One of the best parts about having our own gardens is that we can go out almost every day and pluck something beautiful or delicious—and sometimes both. Case in point: the squash blossom, that gorgeously golden and often-underused bit of the yellow squash and zucchini plants that makes for one awesomely tasty and simple summer treat.
Ready? Set? Get cooking . . .
Squash Flower Cakes
This recipe comes courtesy of Kathleen Catalano, retired nutritionist and chef, mother of our blog editor, Robin, and one of the best cooks we know (we’re only slightly biased). It’s based on an age-old rustic Italian recipe that’s been handed down in the family for umpty-thousand generations, and instead of stuffing or smothering the flowers with cheese, it allows their delicate flavor—accompanied by a satisfying crispness—to shine through. Harvest the flowers early in the morning, when they’re in full bloom, for best results (and fewer insect stowaways).
7–8 squash flowers
Canola oil for frying
1 cup all-purpose flour
½ cup milk
1 egg, beaten
1 tablespoon sugar
1 ½ tablespoons baking powder
½ teaspoon salt
1 teaspoon dried parsley
1 teaspoon dried basil
Black pepper to taste
Fresh basil, chopped, for garnish
1. Remove the stalk and the small green spikes from around the base of the flower, but keep the bottom bulb intact.

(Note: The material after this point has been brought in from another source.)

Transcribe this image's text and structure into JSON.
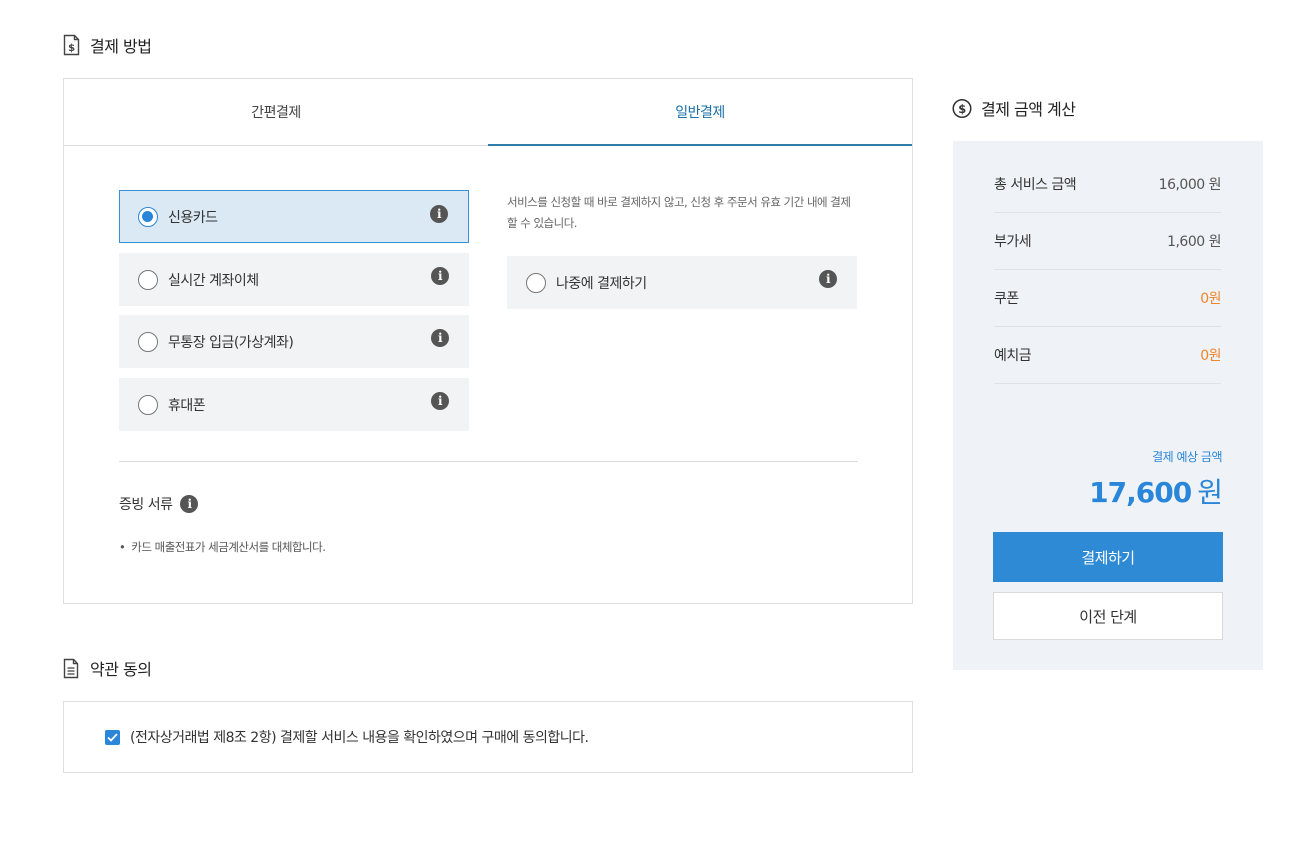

Wash the flowers by gently swishing them in a bowl of cold water to remove any dirt or bugs. Place them on a paper towel–lined rack or plate to dry.
2. Heat the canola oil in a skillet over medium-high heat. Mix together all the other ingredients, except the fresh basil; taste and add more spices, if needed. The mixture should be slightly thicker than pancake batter; add more milk as needed to achieve this consistency.

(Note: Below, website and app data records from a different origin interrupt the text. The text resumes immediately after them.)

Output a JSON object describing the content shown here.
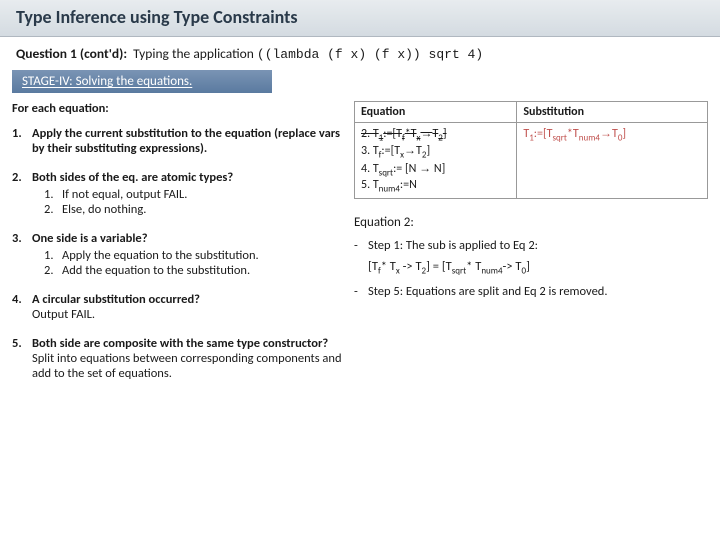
{
  "title": "Type Inference using Type Constraints",
  "question_label": "Question 1 (cont'd):",
  "question_text": "Typing the application",
  "question_code": "((lambda (f x) (f x)) sqrt 4)",
  "stage_label": "STAGE-IV: Solving the equations.",
  "left": {
    "for_each": "For each equation:",
    "steps": [
      {
        "n": "1.",
        "text": "Apply the current substitution to the equation (replace vars by their substituting expressions)."
      },
      {
        "n": "2.",
        "q": "Both sides of the eq. are atomic types?",
        "inner": [
          {
            "n": "1.",
            "t": "If not equal, output FAIL."
          },
          {
            "n": "2.",
            "t": "Else, do nothing."
          }
        ]
      },
      {
        "n": "3.",
        "q": "One side is a variable?",
        "inner": [
          {
            "n": "1.",
            "t": "Apply the equation to the substitution."
          },
          {
            "n": "2.",
            "t": "Add the equation to the substitution."
          }
        ]
      },
      {
        "n": "4.",
        "q": "A circular substitution occurred?",
        "tail": "Output FAIL."
      },
      {
        "n": "5.",
        "q": "Both side are composite with the same type constructor?",
        "tail": "Split into equations between corresponding components and add to the set of equations."
      }
    ]
  },
  "table": {
    "h1": "Equation",
    "h2": "Substitution",
    "r2a": "2. T",
    "r2b": ":=[T",
    "r2c": "*T",
    "r2d": "T",
    "r2e": "]",
    "r3": "3. T",
    "r3b": ":=[T",
    "r3c": "T",
    "r3d": "]",
    "r4": "4. T",
    "r4b": ":= [N",
    "r4c": "N]",
    "r5": "5. T",
    "r5b": ":=N",
    "sub_a": "T",
    "sub_b": ":=[T",
    "sub_c": "*T",
    "sub_d": "T",
    "sub_e": "]",
    "i_1": "1",
    "i_f": "f",
    "i_x": "x",
    "i_2": "2",
    "i_sqrt": "sqrt",
    "i_num4": "num4",
    "i_0": "0"
  },
  "eq2": {
    "title": "Equation 2:",
    "s1": "Step 1: The sub is applied to Eq 2:",
    "expr_a": "[T",
    "expr_b": "* T",
    "expr_c": " -> T",
    "expr_d": "] = [T",
    "expr_e": "* T",
    "expr_f": "-> T",
    "expr_g": "]",
    "s5": "Step 5: Equations are split and Eq 2 is removed."
  }
}
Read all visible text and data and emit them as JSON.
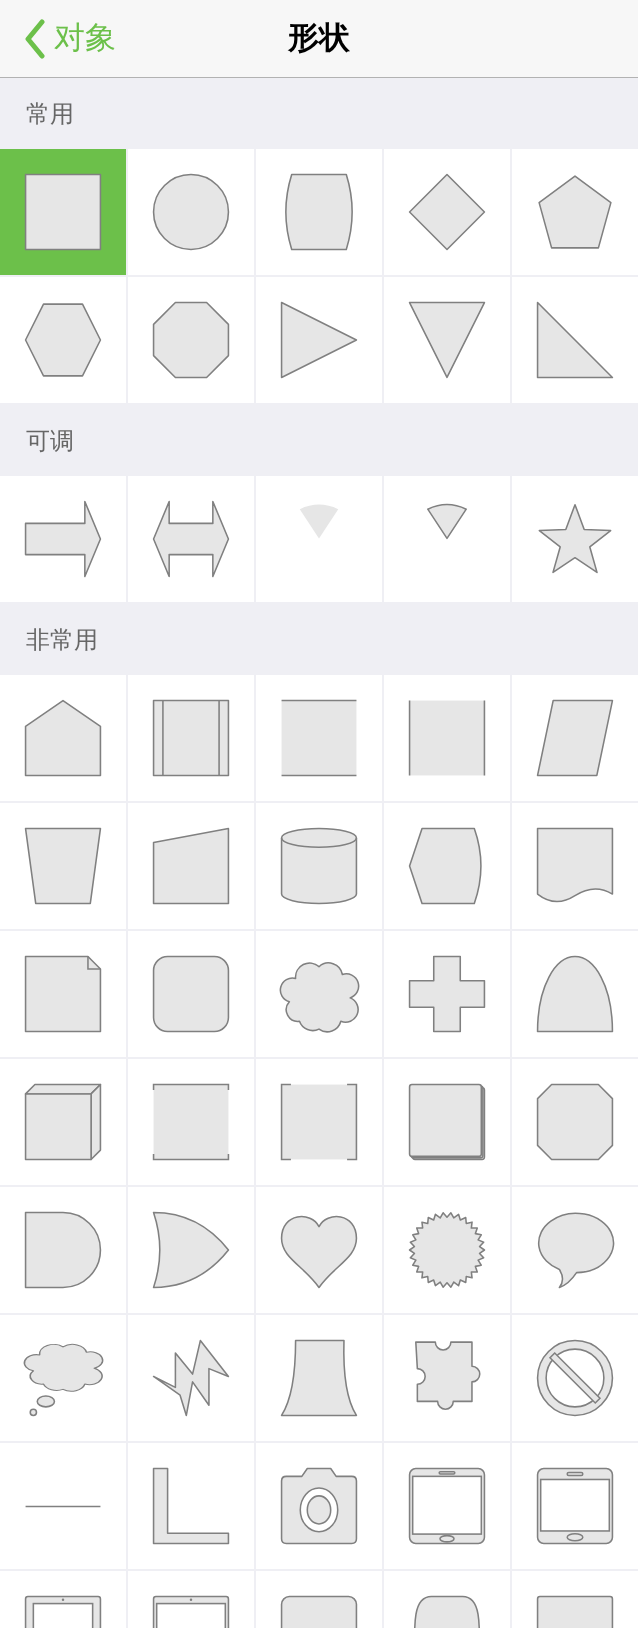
{
  "nav": {
    "back": "对象",
    "title": "形状"
  },
  "sections": [
    {
      "title": "常用",
      "shapes": [
        {
          "kind": "square",
          "selected": true
        },
        {
          "kind": "circle",
          "selected": false
        },
        {
          "kind": "barrel",
          "selected": false
        },
        {
          "kind": "diamond",
          "selected": false
        },
        {
          "kind": "pentagon",
          "selected": false
        },
        {
          "kind": "hexagon",
          "selected": false
        },
        {
          "kind": "octagon",
          "selected": false
        },
        {
          "kind": "triangle-right",
          "selected": false
        },
        {
          "kind": "triangle-down",
          "selected": false
        },
        {
          "kind": "right-triangle",
          "selected": false
        }
      ]
    },
    {
      "title": "可调",
      "shapes": [
        {
          "kind": "arrow",
          "selected": false
        },
        {
          "kind": "double-arrow",
          "selected": false
        },
        {
          "kind": "wedge-plain",
          "selected": false
        },
        {
          "kind": "wedge",
          "selected": false
        },
        {
          "kind": "star",
          "selected": false
        }
      ]
    },
    {
      "title": "非常用",
      "shapes": [
        {
          "kind": "house",
          "selected": false
        },
        {
          "kind": "process",
          "selected": false
        },
        {
          "kind": "square-top-bottom",
          "selected": false
        },
        {
          "kind": "square-sides",
          "selected": false
        },
        {
          "kind": "parallelogram",
          "selected": false
        },
        {
          "kind": "trapezoid",
          "selected": false
        },
        {
          "kind": "slanted-top",
          "selected": false
        },
        {
          "kind": "cylinder",
          "selected": false
        },
        {
          "kind": "display",
          "selected": false
        },
        {
          "kind": "document",
          "selected": false
        },
        {
          "kind": "folded-page",
          "selected": false
        },
        {
          "kind": "rounded-square",
          "selected": false
        },
        {
          "kind": "cloud",
          "selected": false
        },
        {
          "kind": "cross",
          "selected": false
        },
        {
          "kind": "arch",
          "selected": false
        },
        {
          "kind": "cube",
          "selected": false
        },
        {
          "kind": "bracket-square",
          "selected": false
        },
        {
          "kind": "corner-square",
          "selected": false
        },
        {
          "kind": "stacked-squares",
          "selected": false
        },
        {
          "kind": "octagon-wide",
          "selected": false
        },
        {
          "kind": "delay",
          "selected": false
        },
        {
          "kind": "or-gate",
          "selected": false
        },
        {
          "kind": "heart",
          "selected": false
        },
        {
          "kind": "seal",
          "selected": false
        },
        {
          "kind": "speech-bubble",
          "selected": false
        },
        {
          "kind": "thought-bubble",
          "selected": false
        },
        {
          "kind": "lightning",
          "selected": false
        },
        {
          "kind": "flare",
          "selected": false
        },
        {
          "kind": "puzzle",
          "selected": false
        },
        {
          "kind": "no-sign",
          "selected": false
        },
        {
          "kind": "line",
          "selected": false
        },
        {
          "kind": "l-shape",
          "selected": false
        },
        {
          "kind": "camera",
          "selected": false
        },
        {
          "kind": "tablet",
          "selected": false
        },
        {
          "kind": "phone",
          "selected": false
        },
        {
          "kind": "monitor",
          "selected": false
        },
        {
          "kind": "laptop",
          "selected": false
        },
        {
          "kind": "rounded-top",
          "selected": false
        },
        {
          "kind": "dome",
          "selected": false
        },
        {
          "kind": "rectangle",
          "selected": false
        }
      ]
    }
  ]
}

3. When the oil is hot enough to make a droplet of water sizzle, pick up each flower by its bulb and gently dredge it in the batter, covering it as completely as possible. Place a few flowers at a time in the oil and fry until golden brown, about 2 minutes. Flip over and brown on the other side.

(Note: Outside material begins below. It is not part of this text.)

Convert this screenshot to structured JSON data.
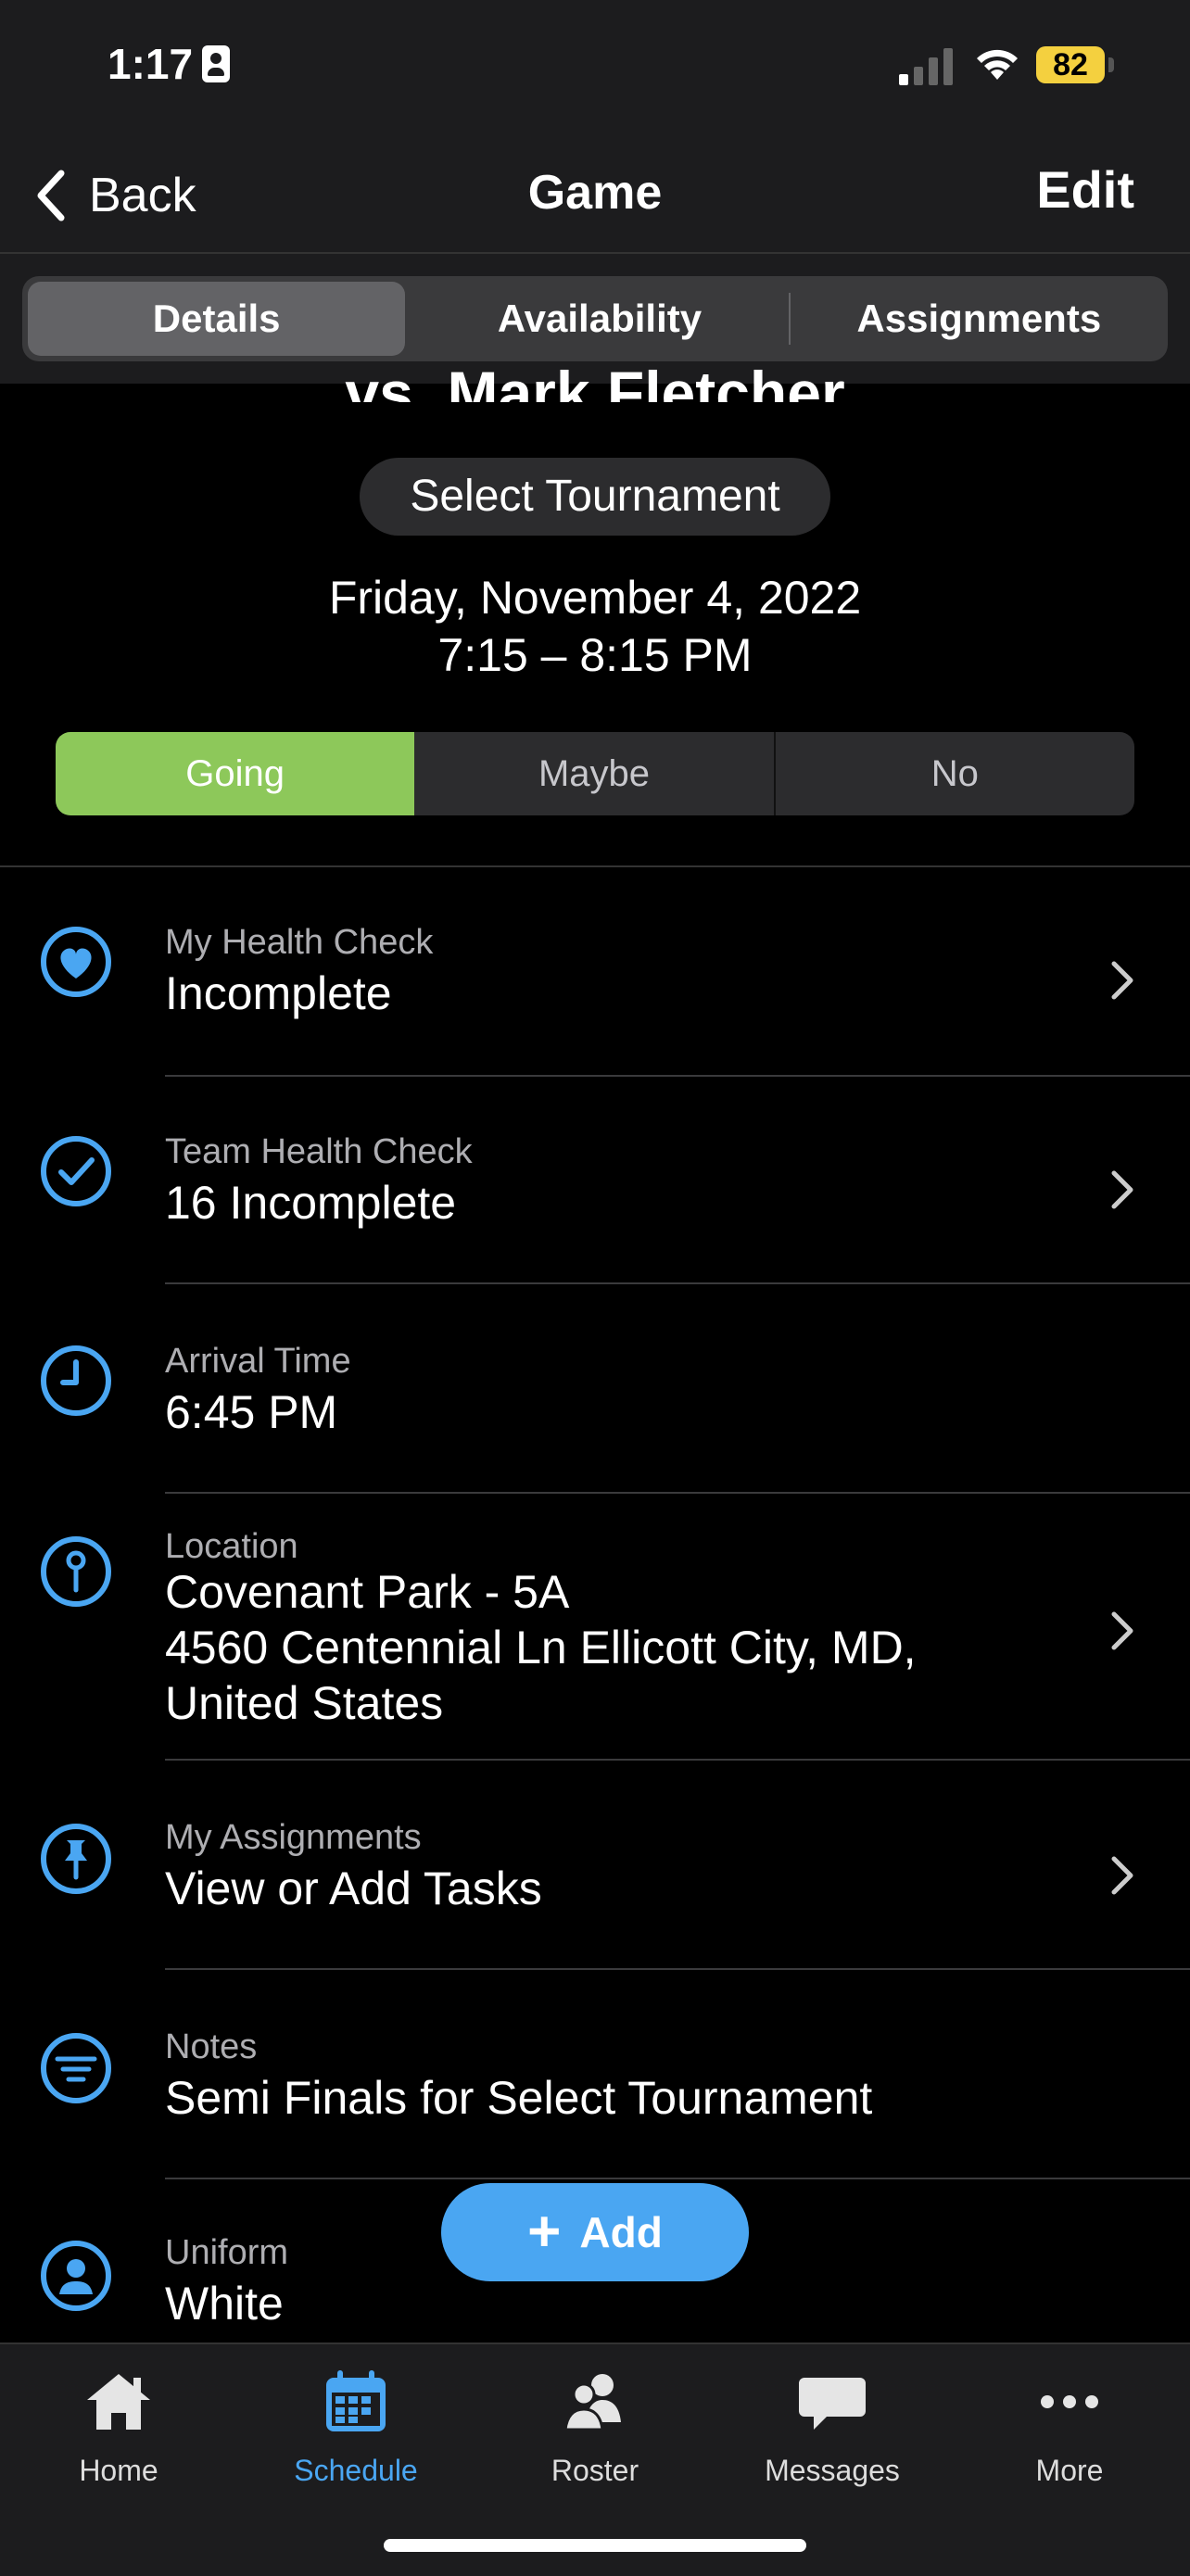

4. Drain the browned flower cakes on a paper-towel lined plate, and garnish with fresh basil, if desired. Serve warm.